Humans are not adapted to the nighttime. We adapt the nighttime to us, bringing the day with flashlights and floodlights. Our eyes aren’t made to cut through the dark, so we bring the light. But what if we could see how the residue of light moves through the unseen world after sunset? Gregg Segal answers that question in his series “Nightscape” that is on view at Spot Photo Works in Los Angeles through March 3.

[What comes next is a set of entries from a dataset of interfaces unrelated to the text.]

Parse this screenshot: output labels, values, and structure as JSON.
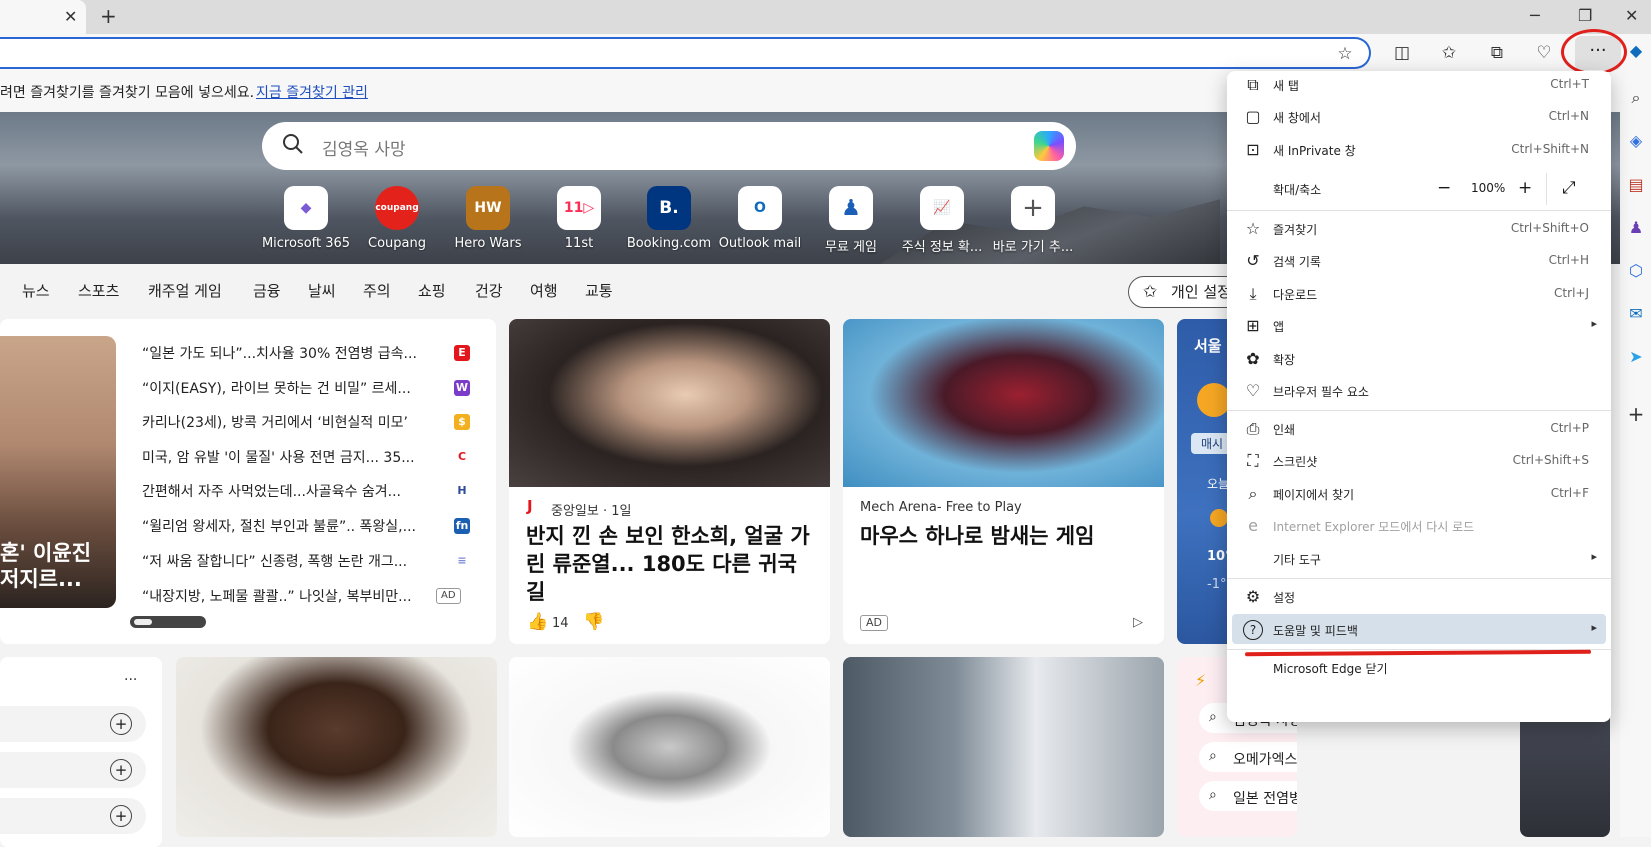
{
  "titlebar": {
    "tab_close": "✕",
    "new_tab": "+",
    "minimize": "─",
    "restore": "❐",
    "close": "✕"
  },
  "toolbar": {
    "more": "···"
  },
  "favorites_bar": {
    "text": "려면 즐겨찾기를 즐겨찾기 모음에 넣으세요.",
    "link": "지금 즐겨찾기 관리"
  },
  "search": {
    "placeholder": "김영옥 사망"
  },
  "quick_links": [
    {
      "label": "Microsoft 365",
      "tile": "◆",
      "color": "#7b5bd6"
    },
    {
      "label": "Coupang",
      "tile": "coupang",
      "color": "#e3231b"
    },
    {
      "label": "Hero Wars",
      "tile": "HW",
      "color": "#b8741a"
    },
    {
      "label": "11st",
      "tile": "11▷",
      "color": "#ff2d55"
    },
    {
      "label": "Booking.com",
      "tile": "B.",
      "color": "#003580"
    },
    {
      "label": "Outlook mail",
      "tile": "O",
      "color": "#0f6cbd"
    },
    {
      "label": "무료 게임",
      "tile": "♟",
      "color": "#1c5fb8"
    },
    {
      "label": "주식 정보 확...",
      "tile": "📈",
      "color": "#111111"
    },
    {
      "label": "바로 가기 추...",
      "tile": "+",
      "color": "#555555"
    }
  ],
  "nav": {
    "items": [
      "뉴스",
      "스포츠",
      "캐주얼 게임",
      "금융",
      "날씨",
      "주의",
      "쇼핑",
      "건강",
      "여행",
      "교통"
    ],
    "personal": "개인 설정"
  },
  "headline_card": {
    "overlay_line1": "혼' 이윤진",
    "overlay_line2": "저지르...",
    "items": [
      {
        "text": "“일본 가도 되나”...치사율 30% 전염병 급속...",
        "badge": "E",
        "badge_color": "#e3161b"
      },
      {
        "text": "“이지(EASY), 라이브 못하는 건 비밀” 르세...",
        "badge": "W",
        "badge_color": "#7a3cc9"
      },
      {
        "text": "카리나(23세), 방콕 거리에서 ‘비현실적 미모’",
        "badge": "$",
        "badge_color": "#f2b01e"
      },
      {
        "text": "미국, 암 유발 '이 물질' 사용 전면 금지... 35...",
        "badge": "C",
        "badge_color": "#e3161b"
      },
      {
        "text": "간편해서 자주 사먹었는데...사골육수 숨겨...",
        "badge": "H",
        "badge_color": "#2d4a9b"
      },
      {
        "text": "“윌리엄 왕세자, 절친 부인과 불륜”.. 폭왕실,...",
        "badge": "fn",
        "badge_color": "#1b5fb3"
      },
      {
        "text": "“저 싸움 잘합니다” 신종령, 폭행 논란 개그...",
        "badge": "≡",
        "badge_color": "#7c8bd6"
      },
      {
        "text": "“내장지방, 노페물 콸콸..” 나잇살, 복부비만...",
        "badge": "AD",
        "badge_color": "#ffffff"
      }
    ]
  },
  "article_card": {
    "source_logo": "J",
    "source": "중앙일보 · 1일",
    "title": "반지 낀 손 보인 한소희, 얼굴 가린 류준열... 180도 다른 귀국길",
    "likes": "14"
  },
  "game_card": {
    "source": "Mech Arena- Free to Play",
    "title": "마우스 하나로 밤새는 게임",
    "ad": "AD"
  },
  "weather_card": {
    "city": "서울",
    "tab": "매시",
    "today": "오늘",
    "high": "10°",
    "low": "-1°"
  },
  "left_panel": {
    "more": "···",
    "add": "+"
  },
  "trending": {
    "items": [
      "김영옥 사망",
      "오메가엑스",
      "일본 전염병"
    ]
  },
  "menu": {
    "items": [
      {
        "icon": "⧉",
        "label": "새 탭",
        "shortcut": "Ctrl+T"
      },
      {
        "icon": "▢",
        "label": "새 창에서",
        "shortcut": "Ctrl+N"
      },
      {
        "icon": "⊡",
        "label": "새 InPrivate 창",
        "shortcut": "Ctrl+Shift+N"
      },
      {
        "icon": "☆",
        "label": "즐겨찾기",
        "shortcut": "Ctrl+Shift+O"
      },
      {
        "icon": "↺",
        "label": "검색 기록",
        "shortcut": "Ctrl+H"
      },
      {
        "icon": "⤓",
        "label": "다운로드",
        "shortcut": "Ctrl+J"
      },
      {
        "icon": "⊞",
        "label": "앱",
        "shortcut": ""
      },
      {
        "icon": "✿",
        "label": "확장",
        "shortcut": ""
      },
      {
        "icon": "♡",
        "label": "브라우저 필수 요소",
        "shortcut": ""
      },
      {
        "icon": "⎙",
        "label": "인쇄",
        "shortcut": "Ctrl+P"
      },
      {
        "icon": "⛶",
        "label": "스크린샷",
        "shortcut": "Ctrl+Shift+S"
      },
      {
        "icon": "⌕",
        "label": "페이지에서 찾기",
        "shortcut": "Ctrl+F"
      },
      {
        "icon": "e",
        "label": "Internet Explorer 모드에서 다시 로드",
        "shortcut": ""
      },
      {
        "icon": "",
        "label": "기타 도구",
        "shortcut": ""
      },
      {
        "icon": "⚙",
        "label": "설정",
        "shortcut": ""
      },
      {
        "icon": "?",
        "label": "도움말 및 피드백",
        "shortcut": ""
      },
      {
        "icon": "",
        "label": "Microsoft Edge 닫기",
        "shortcut": ""
      }
    ],
    "zoom": {
      "label": "확대/축소",
      "minus": "−",
      "value": "100%",
      "plus": "+",
      "fullscreen": "⤢"
    },
    "arrow": "▸"
  }
}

Los Angeles is lit from every angle at every moment, and cameras give us the ability to catch even the smallest rays, and how they fill the darkest corners. The pollution in LA is at once an expanding hazard while also offering a unique artistic opportunity. “At night, the foul, chemical filled air traps the city’s excessive artificial light, and in these long exposure images, our skies turn deep emerald-green, lush amber, eggplant purple, and bubble gum pink,” explains Gregg. “All these glowing hues obscure the stars and what we think of as a proper night sky. Our lurid skyglow is at once toxic and seductive.” Using long exposures, Gregg gives the light time to fill in those corners making a quiet yard look like Times Square.
The series on show covers a decade of work from the California based photographer who has been shooting since he was 11. Similar to his series that highlights the physical trash that humans use in one week, “Nightscape” shows the other kinds of remnants humans leave behind and how they can be transformed into something to behold.
Check out more work by Gregg Segal on Gallery Stock here.